Each entry below must be given again word for word, with no pictures.

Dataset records
|---|

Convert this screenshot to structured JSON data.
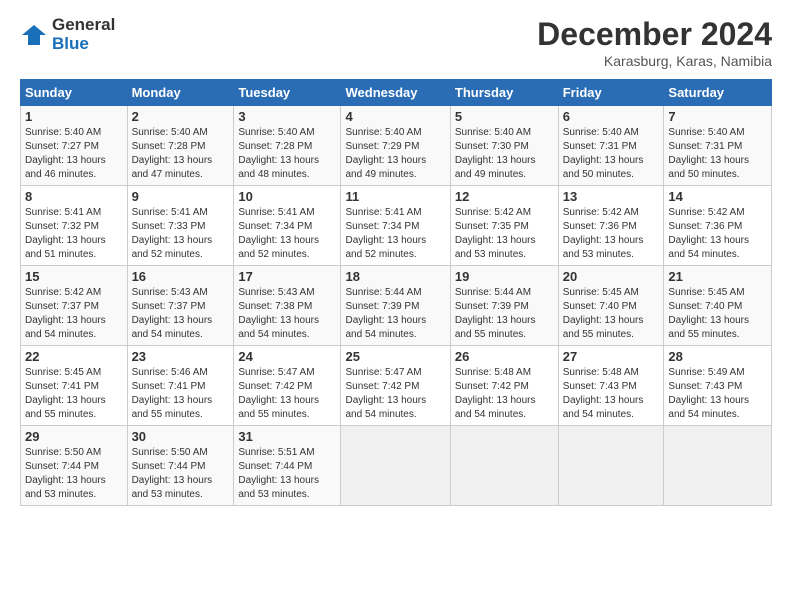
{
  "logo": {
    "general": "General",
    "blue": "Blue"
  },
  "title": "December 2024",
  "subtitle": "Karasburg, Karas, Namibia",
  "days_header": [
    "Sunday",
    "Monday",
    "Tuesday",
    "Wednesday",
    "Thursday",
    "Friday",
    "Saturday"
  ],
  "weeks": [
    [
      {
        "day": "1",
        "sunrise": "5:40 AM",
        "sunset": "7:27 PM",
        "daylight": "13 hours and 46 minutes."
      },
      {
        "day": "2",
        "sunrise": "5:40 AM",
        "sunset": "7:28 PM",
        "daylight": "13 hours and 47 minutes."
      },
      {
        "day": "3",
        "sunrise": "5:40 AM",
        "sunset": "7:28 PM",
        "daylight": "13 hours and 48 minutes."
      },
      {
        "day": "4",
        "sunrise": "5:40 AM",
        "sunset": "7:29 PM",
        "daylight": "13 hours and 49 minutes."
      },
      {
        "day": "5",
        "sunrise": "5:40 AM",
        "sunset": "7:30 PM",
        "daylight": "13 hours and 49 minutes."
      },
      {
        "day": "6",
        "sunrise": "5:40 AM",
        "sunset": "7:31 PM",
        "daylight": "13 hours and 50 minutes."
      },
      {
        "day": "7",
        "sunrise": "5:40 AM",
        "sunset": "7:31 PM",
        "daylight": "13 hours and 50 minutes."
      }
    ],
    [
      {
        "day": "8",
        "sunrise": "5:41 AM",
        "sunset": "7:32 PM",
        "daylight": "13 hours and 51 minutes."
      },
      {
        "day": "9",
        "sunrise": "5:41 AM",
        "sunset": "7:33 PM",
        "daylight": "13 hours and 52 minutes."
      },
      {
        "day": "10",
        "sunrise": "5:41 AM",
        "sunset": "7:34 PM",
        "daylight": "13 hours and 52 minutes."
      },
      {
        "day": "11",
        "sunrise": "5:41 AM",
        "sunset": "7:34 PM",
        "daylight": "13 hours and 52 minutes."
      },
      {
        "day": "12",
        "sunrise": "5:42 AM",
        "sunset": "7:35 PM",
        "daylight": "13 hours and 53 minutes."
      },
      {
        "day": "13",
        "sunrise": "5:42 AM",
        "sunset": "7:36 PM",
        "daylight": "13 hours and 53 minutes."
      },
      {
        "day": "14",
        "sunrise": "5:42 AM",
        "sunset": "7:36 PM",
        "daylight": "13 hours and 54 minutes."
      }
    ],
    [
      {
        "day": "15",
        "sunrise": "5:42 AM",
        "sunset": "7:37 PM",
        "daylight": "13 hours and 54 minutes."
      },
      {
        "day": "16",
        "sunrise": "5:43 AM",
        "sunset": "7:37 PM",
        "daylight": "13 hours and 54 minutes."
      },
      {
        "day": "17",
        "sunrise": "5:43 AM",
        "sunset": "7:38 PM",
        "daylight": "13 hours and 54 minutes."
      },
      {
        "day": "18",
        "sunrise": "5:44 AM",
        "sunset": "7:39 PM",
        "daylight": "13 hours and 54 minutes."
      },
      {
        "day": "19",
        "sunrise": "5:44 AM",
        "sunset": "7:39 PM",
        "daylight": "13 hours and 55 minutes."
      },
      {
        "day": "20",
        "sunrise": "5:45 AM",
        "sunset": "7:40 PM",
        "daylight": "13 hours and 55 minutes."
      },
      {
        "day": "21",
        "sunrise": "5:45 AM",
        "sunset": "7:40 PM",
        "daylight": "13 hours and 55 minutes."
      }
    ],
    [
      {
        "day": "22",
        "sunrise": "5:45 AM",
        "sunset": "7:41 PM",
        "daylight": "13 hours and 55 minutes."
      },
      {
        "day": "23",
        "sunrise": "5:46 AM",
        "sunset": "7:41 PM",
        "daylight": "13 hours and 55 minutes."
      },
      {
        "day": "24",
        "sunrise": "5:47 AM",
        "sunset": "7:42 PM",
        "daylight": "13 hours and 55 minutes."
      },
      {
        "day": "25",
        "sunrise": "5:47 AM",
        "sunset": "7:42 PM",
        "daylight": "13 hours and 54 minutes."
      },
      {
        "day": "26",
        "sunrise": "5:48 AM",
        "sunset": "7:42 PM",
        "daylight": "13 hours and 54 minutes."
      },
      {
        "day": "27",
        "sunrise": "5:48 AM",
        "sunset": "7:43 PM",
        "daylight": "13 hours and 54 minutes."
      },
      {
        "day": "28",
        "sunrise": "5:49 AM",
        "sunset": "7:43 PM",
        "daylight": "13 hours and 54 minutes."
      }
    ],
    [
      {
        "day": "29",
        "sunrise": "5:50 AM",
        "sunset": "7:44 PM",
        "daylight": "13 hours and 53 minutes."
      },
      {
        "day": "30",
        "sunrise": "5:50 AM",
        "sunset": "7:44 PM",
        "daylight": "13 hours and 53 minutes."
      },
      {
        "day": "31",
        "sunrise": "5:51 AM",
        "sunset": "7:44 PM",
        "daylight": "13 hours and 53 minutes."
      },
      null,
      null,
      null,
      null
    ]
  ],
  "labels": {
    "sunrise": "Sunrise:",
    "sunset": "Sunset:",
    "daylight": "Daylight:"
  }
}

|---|

__RESULT__.
Convert this screenshot to structured JSON data.
{
  "logo": {
    "general": "General",
    "blue": "Blue"
  },
  "title": "December 2024",
  "subtitle": "Karasburg, Karas, Namibia",
  "days_header": [
    "Sunday",
    "Monday",
    "Tuesday",
    "Wednesday",
    "Thursday",
    "Friday",
    "Saturday"
  ],
  "weeks": [
    [
      {
        "day": "1",
        "sunrise": "5:40 AM",
        "sunset": "7:27 PM",
        "daylight": "13 hours and 46 minutes."
      },
      {
        "day": "2",
        "sunrise": "5:40 AM",
        "sunset": "7:28 PM",
        "daylight": "13 hours and 47 minutes."
      },
      {
        "day": "3",
        "sunrise": "5:40 AM",
        "sunset": "7:28 PM",
        "daylight": "13 hours and 48 minutes."
      },
      {
        "day": "4",
        "sunrise": "5:40 AM",
        "sunset": "7:29 PM",
        "daylight": "13 hours and 49 minutes."
      },
      {
        "day": "5",
        "sunrise": "5:40 AM",
        "sunset": "7:30 PM",
        "daylight": "13 hours and 49 minutes."
      },
      {
        "day": "6",
        "sunrise": "5:40 AM",
        "sunset": "7:31 PM",
        "daylight": "13 hours and 50 minutes."
      },
      {
        "day": "7",
        "sunrise": "5:40 AM",
        "sunset": "7:31 PM",
        "daylight": "13 hours and 50 minutes."
      }
    ],
    [
      {
        "day": "8",
        "sunrise": "5:41 AM",
        "sunset": "7:32 PM",
        "daylight": "13 hours and 51 minutes."
      },
      {
        "day": "9",
        "sunrise": "5:41 AM",
        "sunset": "7:33 PM",
        "daylight": "13 hours and 52 minutes."
      },
      {
        "day": "10",
        "sunrise": "5:41 AM",
        "sunset": "7:34 PM",
        "daylight": "13 hours and 52 minutes."
      },
      {
        "day": "11",
        "sunrise": "5:41 AM",
        "sunset": "7:34 PM",
        "daylight": "13 hours and 52 minutes."
      },
      {
        "day": "12",
        "sunrise": "5:42 AM",
        "sunset": "7:35 PM",
        "daylight": "13 hours and 53 minutes."
      },
      {
        "day": "13",
        "sunrise": "5:42 AM",
        "sunset": "7:36 PM",
        "daylight": "13 hours and 53 minutes."
      },
      {
        "day": "14",
        "sunrise": "5:42 AM",
        "sunset": "7:36 PM",
        "daylight": "13 hours and 54 minutes."
      }
    ],
    [
      {
        "day": "15",
        "sunrise": "5:42 AM",
        "sunset": "7:37 PM",
        "daylight": "13 hours and 54 minutes."
      },
      {
        "day": "16",
        "sunrise": "5:43 AM",
        "sunset": "7:37 PM",
        "daylight": "13 hours and 54 minutes."
      },
      {
        "day": "17",
        "sunrise": "5:43 AM",
        "sunset": "7:38 PM",
        "daylight": "13 hours and 54 minutes."
      },
      {
        "day": "18",
        "sunrise": "5:44 AM",
        "sunset": "7:39 PM",
        "daylight": "13 hours and 54 minutes."
      },
      {
        "day": "19",
        "sunrise": "5:44 AM",
        "sunset": "7:39 PM",
        "daylight": "13 hours and 55 minutes."
      },
      {
        "day": "20",
        "sunrise": "5:45 AM",
        "sunset": "7:40 PM",
        "daylight": "13 hours and 55 minutes."
      },
      {
        "day": "21",
        "sunrise": "5:45 AM",
        "sunset": "7:40 PM",
        "daylight": "13 hours and 55 minutes."
      }
    ],
    [
      {
        "day": "22",
        "sunrise": "5:45 AM",
        "sunset": "7:41 PM",
        "daylight": "13 hours and 55 minutes."
      },
      {
        "day": "23",
        "sunrise": "5:46 AM",
        "sunset": "7:41 PM",
        "daylight": "13 hours and 55 minutes."
      },
      {
        "day": "24",
        "sunrise": "5:47 AM",
        "sunset": "7:42 PM",
        "daylight": "13 hours and 55 minutes."
      },
      {
        "day": "25",
        "sunrise": "5:47 AM",
        "sunset": "7:42 PM",
        "daylight": "13 hours and 54 minutes."
      },
      {
        "day": "26",
        "sunrise": "5:48 AM",
        "sunset": "7:42 PM",
        "daylight": "13 hours and 54 minutes."
      },
      {
        "day": "27",
        "sunrise": "5:48 AM",
        "sunset": "7:43 PM",
        "daylight": "13 hours and 54 minutes."
      },
      {
        "day": "28",
        "sunrise": "5:49 AM",
        "sunset": "7:43 PM",
        "daylight": "13 hours and 54 minutes."
      }
    ],
    [
      {
        "day": "29",
        "sunrise": "5:50 AM",
        "sunset": "7:44 PM",
        "daylight": "13 hours and 53 minutes."
      },
      {
        "day": "30",
        "sunrise": "5:50 AM",
        "sunset": "7:44 PM",
        "daylight": "13 hours and 53 minutes."
      },
      {
        "day": "31",
        "sunrise": "5:51 AM",
        "sunset": "7:44 PM",
        "daylight": "13 hours and 53 minutes."
      },
      null,
      null,
      null,
      null
    ]
  ],
  "labels": {
    "sunrise": "Sunrise:",
    "sunset": "Sunset:",
    "daylight": "Daylight:"
  }
}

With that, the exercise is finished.